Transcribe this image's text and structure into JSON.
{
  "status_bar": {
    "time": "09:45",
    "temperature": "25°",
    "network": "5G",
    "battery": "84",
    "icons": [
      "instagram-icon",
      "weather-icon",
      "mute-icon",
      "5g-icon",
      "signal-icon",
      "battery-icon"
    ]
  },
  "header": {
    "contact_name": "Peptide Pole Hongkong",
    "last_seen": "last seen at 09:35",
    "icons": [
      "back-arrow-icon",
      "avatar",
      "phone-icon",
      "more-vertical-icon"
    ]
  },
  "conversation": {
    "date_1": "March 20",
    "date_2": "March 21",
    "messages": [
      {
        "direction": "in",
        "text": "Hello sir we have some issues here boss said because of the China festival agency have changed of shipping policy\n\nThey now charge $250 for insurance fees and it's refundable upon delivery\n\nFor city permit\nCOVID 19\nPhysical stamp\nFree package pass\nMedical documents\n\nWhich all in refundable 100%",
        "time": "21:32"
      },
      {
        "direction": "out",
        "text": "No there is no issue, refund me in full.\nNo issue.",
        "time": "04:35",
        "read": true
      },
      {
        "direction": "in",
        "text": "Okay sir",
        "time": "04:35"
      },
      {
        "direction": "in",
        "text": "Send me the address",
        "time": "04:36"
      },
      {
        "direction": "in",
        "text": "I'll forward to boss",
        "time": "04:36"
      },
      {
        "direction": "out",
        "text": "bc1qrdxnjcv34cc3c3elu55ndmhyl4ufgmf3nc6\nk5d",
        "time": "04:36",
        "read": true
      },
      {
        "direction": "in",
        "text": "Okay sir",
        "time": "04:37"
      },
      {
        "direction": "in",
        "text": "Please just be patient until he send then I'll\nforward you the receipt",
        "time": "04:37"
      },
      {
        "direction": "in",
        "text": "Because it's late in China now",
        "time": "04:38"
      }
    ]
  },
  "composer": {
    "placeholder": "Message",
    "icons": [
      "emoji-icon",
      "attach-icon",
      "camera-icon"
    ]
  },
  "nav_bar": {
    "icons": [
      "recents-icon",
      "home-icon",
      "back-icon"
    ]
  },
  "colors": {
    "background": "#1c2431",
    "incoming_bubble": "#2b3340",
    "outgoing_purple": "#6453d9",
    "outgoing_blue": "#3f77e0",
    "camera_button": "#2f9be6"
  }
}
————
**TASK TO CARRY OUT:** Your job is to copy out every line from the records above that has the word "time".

**SOLUTION:**
    "time": "09:45",
        "time": "21:32"
        "time": "04:35",
        "time": "04:35"
        "time": "04:36"
        "time": "04:36"
        "time": "04:36",
        "time": "04:37"
        "time": "04:37"
        "time": "04:38"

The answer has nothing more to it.